Broyles told Jenkins: “He can cut sharp at top speed, and that’s something else. People are trying to compare him with (Lance) Alworth, and it’s unfair. Lance was great for us, and he’s a great pro. But Harry is bigger, probably faster and can cut. Mainly, though, Harry is on a better team. He’s — well, just fantastic.”
Jenkins went on to call Jones a “good-looking junior from Enid, Okla., who was born in Huntington, W. Va., the son of a Christian minister (Broyles is the first Arkansas coach to recruit successfully outside the state; in fact, five members of the defensive unit are Texans). Last season — it figures — Jones was a regular defensive safety, and even this season he was battling with Brittenum for the quarterback job up until the opening game.”
Only a loss to LSU in the Cotton Bowl prevented Arkansas from winning a second consecutive national championship in 1965. Arkansas finished 8-2 in 1966, and Jones was drafted by the Philadelphia Eagles in the first round, the 19th overall pick in the NFL draft.
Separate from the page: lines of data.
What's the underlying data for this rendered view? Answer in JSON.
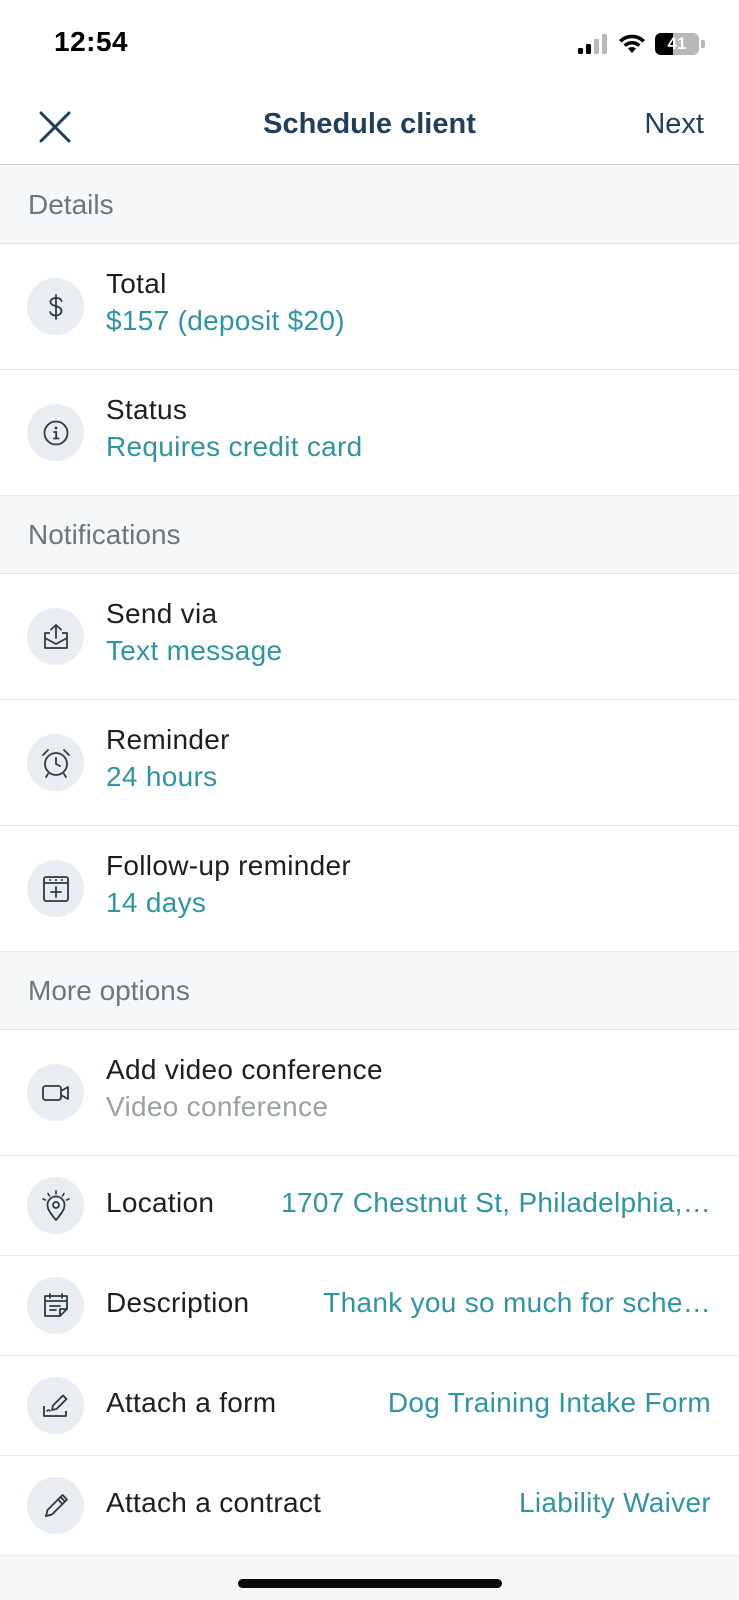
{
  "status_bar": {
    "time": "12:54",
    "battery": "41",
    "battery_level": 0.41
  },
  "nav": {
    "title": "Schedule client",
    "next_label": "Next"
  },
  "sections": {
    "details": {
      "header": "Details",
      "total": {
        "label": "Total",
        "value": "$157 (deposit $20)",
        "icon": "dollar-icon"
      },
      "status": {
        "label": "Status",
        "value": "Requires credit card",
        "icon": "info-icon"
      }
    },
    "notifications": {
      "header": "Notifications",
      "send_via": {
        "label": "Send via",
        "value": "Text message",
        "icon": "outbox-icon"
      },
      "reminder": {
        "label": "Reminder",
        "value": "24 hours",
        "icon": "alarm-clock-icon"
      },
      "follow_up": {
        "label": "Follow-up reminder",
        "value": "14 days",
        "icon": "calendar-add-icon"
      }
    },
    "more_options": {
      "header": "More options",
      "video": {
        "label": "Add video conference",
        "value": "Video conference",
        "icon": "video-camera-icon"
      },
      "location": {
        "label": "Location",
        "value": "1707 Chestnut St, Philadelphia,…",
        "icon": "location-pin-icon"
      },
      "description": {
        "label": "Description",
        "value": "Thank you so much for sche…",
        "icon": "note-icon"
      },
      "form": {
        "label": "Attach a form",
        "value": "Dog Training Intake Form",
        "icon": "form-edit-icon"
      },
      "contract": {
        "label": "Attach a contract",
        "value": "Liability Waiver",
        "icon": "pen-icon"
      }
    }
  },
  "colors": {
    "accent": "#2e95a3",
    "nav_text": "#1f3f5c",
    "muted": "#9aa1a7",
    "section_bg": "#f6f7f8"
  }
}
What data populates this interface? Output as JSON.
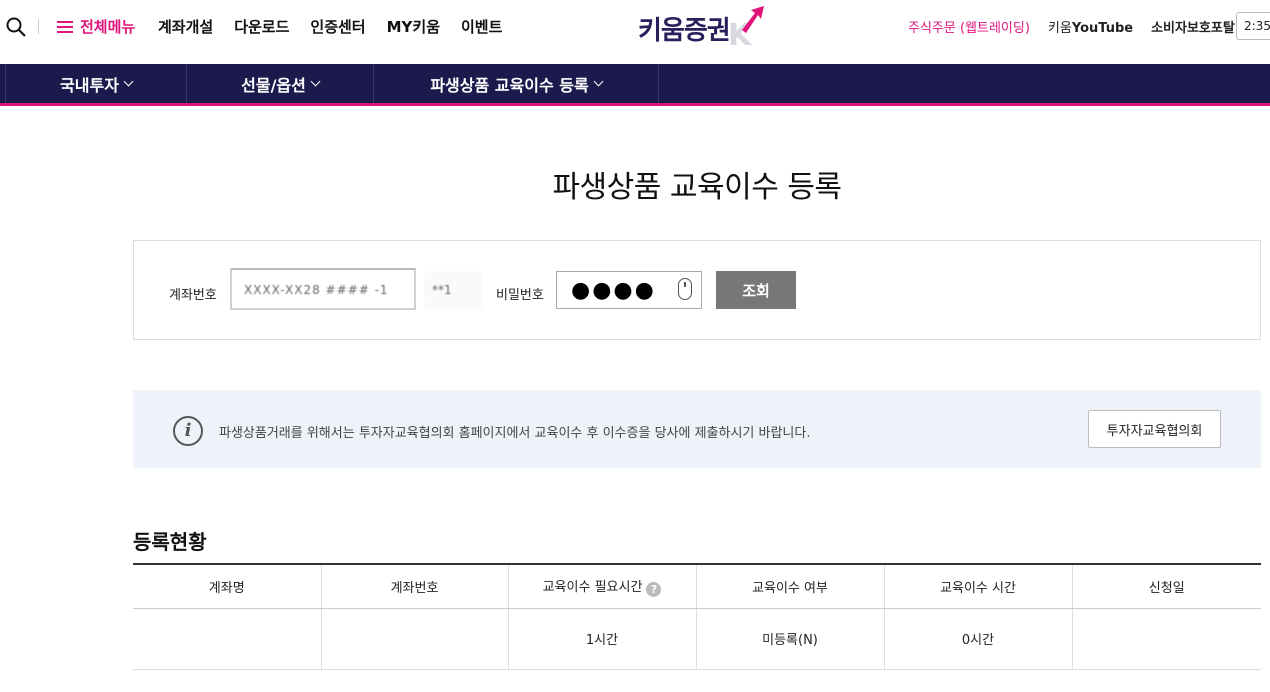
{
  "header": {
    "menu_all_label": "전체메뉴",
    "nav": [
      "계좌개설",
      "다운로드",
      "인증센터",
      "MY키움",
      "이벤트"
    ],
    "logo_text": "키움증권",
    "logo_k": "K",
    "links": {
      "web_trading": "주식주문 (웹트레이딩)",
      "youtube_prefix": "키움",
      "youtube_brand": "YouTube",
      "consumer_portal": "소비자보호포탈"
    },
    "clock": "2:35"
  },
  "navbar": {
    "items": [
      "국내투자",
      "선물/옵션",
      "파생상품 교육이수 등록"
    ]
  },
  "page": {
    "title": "파생상품 교육이수 등록"
  },
  "form": {
    "account_label": "계좌번호",
    "account_value": "XXXX-XX28 #### -1",
    "account_sub": "**1",
    "password_label": "비밀번호",
    "password_value": "●●●●",
    "search_button": "조회"
  },
  "info": {
    "message": "파생상품거래를 위해서는 투자자교육협의회 홈페이지에서 교육이수 후 이수증을 당사에 제출하시기 바랍니다.",
    "button": "투자자교육협의회"
  },
  "status": {
    "title": "등록현황",
    "columns": [
      "계좌명",
      "계좌번호",
      "교육이수 필요시간",
      "교육이수 여부",
      "교육이수 시간",
      "신청일"
    ],
    "rows": [
      [
        "",
        "",
        "1시간",
        "미등록(N)",
        "0시간",
        ""
      ]
    ]
  },
  "colors": {
    "brand_pink": "#e0157c",
    "navy": "#1c1a4d",
    "button_gray": "#777777",
    "info_bg": "#eef3fa"
  }
}
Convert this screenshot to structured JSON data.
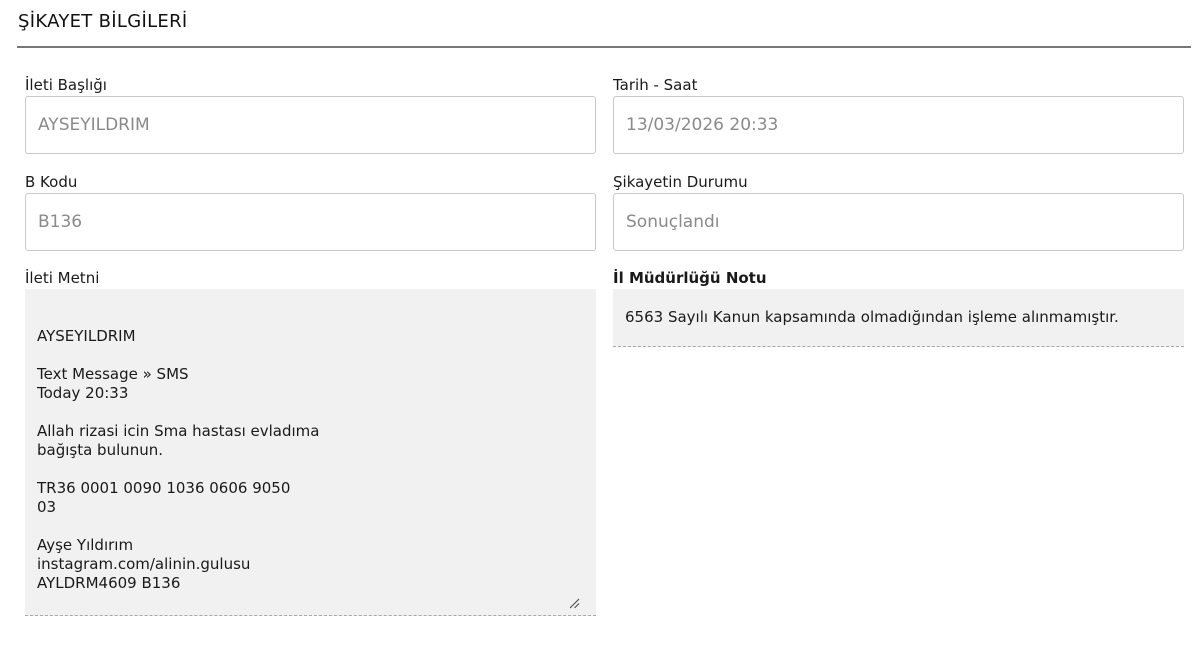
{
  "section": {
    "title": "ŞİKAYET BİLGİLERİ"
  },
  "fields": {
    "message_title": {
      "label": "İleti Başlığı",
      "value": "AYSEYILDRIM"
    },
    "date_time": {
      "label": "Tarih - Saat",
      "value": "13/03/2026 20:33"
    },
    "b_code": {
      "label": "B Kodu",
      "value": "B136"
    },
    "complaint_status": {
      "label": "Şikayetin Durumu",
      "value": "Sonuçlandı"
    },
    "message_text": {
      "label": "İleti Metni",
      "value": "AYSEYILDRIM\n\nText Message » SMS\nToday 20:33\n\nAllah rizasi icin Sma hastası evladıma\nbağışta bulunun.\n\nTR36 0001 0090 1036 0606 9050\n03\n\nAyşe Yıldırım\ninstagram.com/alinin.gulusu\nAYLDRM4609 B136"
    },
    "provincial_note": {
      "label": "İl Müdürlüğü Notu",
      "value": "6563 Sayılı Kanun kapsamında olmadığından işleme alınmamıştır."
    }
  },
  "icons": {
    "resize": "resize-handle-icon"
  },
  "colors": {
    "rule": "#777777",
    "input_border": "#c9c9c9",
    "readonly_bg": "#f1f1f1",
    "placeholder_text": "#8a8a8a"
  }
}
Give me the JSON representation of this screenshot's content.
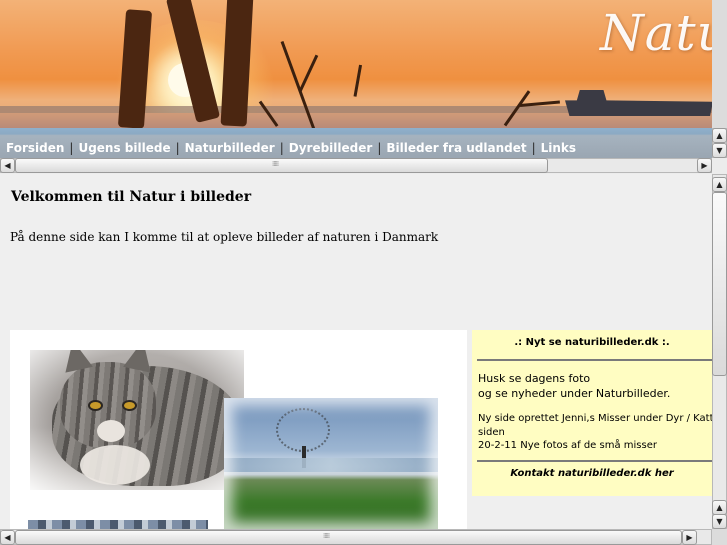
{
  "header": {
    "banner_title": "Natur"
  },
  "nav": {
    "items": [
      {
        "label": "Forsiden"
      },
      {
        "label": "Ugens billede"
      },
      {
        "label": "Naturbilleder"
      },
      {
        "label": "Dyrebilleder"
      },
      {
        "label": "Billeder fra udlandet"
      },
      {
        "label": "Links"
      }
    ],
    "separator": "|"
  },
  "main": {
    "title": "Velkommen til Natur i billeder",
    "intro": "På denne side kan I komme til at opleve billeder af naturen i Danmark"
  },
  "news": {
    "heading": ".: Nyt se naturibilleder.dk :.",
    "line1": "Husk se dagens foto",
    "line2": "og se nyheder under Naturbilleder.",
    "line3": "Ny side oprettet Jenni,s Misser under Dyr / Katte",
    "line4": "siden",
    "line5": "20-2-11 Nye fotos af de små misser",
    "contact": "Kontakt naturibilleder.dk her"
  },
  "scrollbars": {
    "up_arrow": "▲",
    "down_arrow": "▼",
    "left_arrow": "◀",
    "right_arrow": "▶",
    "grip": "⁞⁞⁞⁞⁞"
  },
  "icons": {
    "scroll-up": "▲",
    "scroll-down": "▼",
    "scroll-left": "◀",
    "scroll-right": "▶"
  },
  "colors": {
    "nav_bar": "#9aa6b2",
    "nav_text": "#ffffff",
    "news_bg": "#fffdc2",
    "content_bg": "#efefef"
  }
}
He played five seasons for the Eagles at running back, wide receiver and defensive end. He was waived in August 1972.
Jones had spent two offseasons working with Jack Stephens at the Little Rock investment banking firm Stephens Inc. and considered a career in investment banking. Yet he yearned to try his hand at coaching and was hired by Majors in January 1973 when Majors moved from Iowa State to Pittsburgh as head coach.
Jones coached with Majors for four seasons at Pitt as the Panthers improved from 6-5-1 to 7-4 to 8-4 to 12-0 and a national championship in 1976 (with Pitt running back Tony Dorsett winning the Heisman Trophy that year).
Majors moved from Pitt to the University of Tennessee following the 1976 season, but Jones didn’t follow him. Instead, he went back to Oklahoma to work with a brother-in-law in the oilfield services business.
Jones spent the rest of his career in private business and now finds himself in the Arkansas Sports Hall of Fame.
My all time favorite Razorback…thanks
Very interesting how his nickname was created. Kudos to the guy/gal who researched the story.